▸ TASK DETAILS:
Down to the last line, restate the listing below exactly.

▸ TASK MATERIAL:
================================

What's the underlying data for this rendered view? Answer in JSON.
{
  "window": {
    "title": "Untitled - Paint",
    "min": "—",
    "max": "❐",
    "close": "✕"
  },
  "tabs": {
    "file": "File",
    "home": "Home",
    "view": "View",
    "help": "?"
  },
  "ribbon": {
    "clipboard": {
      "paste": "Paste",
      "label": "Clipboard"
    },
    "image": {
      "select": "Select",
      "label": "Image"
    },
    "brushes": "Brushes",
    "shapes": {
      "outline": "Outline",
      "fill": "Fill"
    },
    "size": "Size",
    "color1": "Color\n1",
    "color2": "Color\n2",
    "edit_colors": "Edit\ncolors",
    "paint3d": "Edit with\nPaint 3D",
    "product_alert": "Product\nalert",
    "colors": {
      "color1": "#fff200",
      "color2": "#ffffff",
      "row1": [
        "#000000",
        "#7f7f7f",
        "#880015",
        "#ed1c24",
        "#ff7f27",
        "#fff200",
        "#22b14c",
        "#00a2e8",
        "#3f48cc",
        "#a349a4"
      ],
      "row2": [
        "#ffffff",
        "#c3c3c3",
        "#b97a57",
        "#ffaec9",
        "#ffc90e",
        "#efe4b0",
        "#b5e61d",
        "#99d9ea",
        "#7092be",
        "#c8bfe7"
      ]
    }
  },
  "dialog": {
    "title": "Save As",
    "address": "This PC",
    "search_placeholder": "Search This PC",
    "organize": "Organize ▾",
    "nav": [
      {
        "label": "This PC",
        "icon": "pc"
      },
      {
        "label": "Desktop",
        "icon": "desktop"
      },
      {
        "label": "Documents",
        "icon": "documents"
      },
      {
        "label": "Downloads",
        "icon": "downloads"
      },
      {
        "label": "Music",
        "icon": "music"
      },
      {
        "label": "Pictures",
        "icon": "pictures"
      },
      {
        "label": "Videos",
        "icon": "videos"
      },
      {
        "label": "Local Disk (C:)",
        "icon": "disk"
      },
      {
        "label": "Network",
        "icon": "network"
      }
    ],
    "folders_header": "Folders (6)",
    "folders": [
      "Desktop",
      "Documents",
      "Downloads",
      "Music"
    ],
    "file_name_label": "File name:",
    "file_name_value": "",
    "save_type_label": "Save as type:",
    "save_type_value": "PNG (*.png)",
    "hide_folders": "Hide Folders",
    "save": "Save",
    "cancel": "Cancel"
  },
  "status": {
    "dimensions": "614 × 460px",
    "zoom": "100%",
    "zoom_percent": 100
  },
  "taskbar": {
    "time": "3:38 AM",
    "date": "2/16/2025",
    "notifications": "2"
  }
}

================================

▸ ANSWER SPACE:
What's the underlying data for this rendered view? Answer in JSON.
{
  "window": {
    "title": "Untitled - Paint",
    "min": "—",
    "max": "❐",
    "close": "✕"
  },
  "tabs": {
    "file": "File",
    "home": "Home",
    "view": "View",
    "help": "?"
  },
  "ribbon": {
    "clipboard": {
      "paste": "Paste",
      "label": "Clipboard"
    },
    "image": {
      "select": "Select",
      "label": "Image"
    },
    "brushes": "Brushes",
    "shapes": {
      "outline": "Outline",
      "fill": "Fill"
    },
    "size": "Size",
    "color1": "Color\n1",
    "color2": "Color\n2",
    "edit_colors": "Edit\ncolors",
    "paint3d": "Edit with\nPaint 3D",
    "product_alert": "Product\nalert",
    "colors": {
      "color1": "#fff200",
      "color2": "#ffffff",
      "row1": [
        "#000000",
        "#7f7f7f",
        "#880015",
        "#ed1c24",
        "#ff7f27",
        "#fff200",
        "#22b14c",
        "#00a2e8",
        "#3f48cc",
        "#a349a4"
      ],
      "row2": [
        "#ffffff",
        "#c3c3c3",
        "#b97a57",
        "#ffaec9",
        "#ffc90e",
        "#efe4b0",
        "#b5e61d",
        "#99d9ea",
        "#7092be",
        "#c8bfe7"
      ]
    }
  },
  "dialog": {
    "title": "Save As",
    "address": "This PC",
    "search_placeholder": "Search This PC",
    "organize": "Organize ▾",
    "nav": [
      {
        "label": "This PC",
        "icon": "pc"
      },
      {
        "label": "Desktop",
        "icon": "desktop"
      },
      {
        "label": "Documents",
        "icon": "documents"
      },
      {
        "label": "Downloads",
        "icon": "downloads"
      },
      {
        "label": "Music",
        "icon": "music"
      },
      {
        "label": "Pictures",
        "icon": "pictures"
      },
      {
        "label": "Videos",
        "icon": "videos"
      },
      {
        "label": "Local Disk (C:)",
        "icon": "disk"
      },
      {
        "label": "Network",
        "icon": "network"
      }
    ],
    "folders_header": "Folders (6)",
    "folders": [
      "Desktop",
      "Documents",
      "Downloads",
      "Music"
    ],
    "file_name_label": "File name:",
    "file_name_value": "",
    "save_type_label": "Save as type:",
    "save_type_value": "PNG (*.png)",
    "hide_folders": "Hide Folders",
    "save": "Save",
    "cancel": "Cancel"
  },
  "status": {
    "dimensions": "614 × 460px",
    "zoom": "100%",
    "zoom_percent": 100
  },
  "taskbar": {
    "time": "3:38 AM",
    "date": "2/16/2025",
    "notifications": "2"
  }
}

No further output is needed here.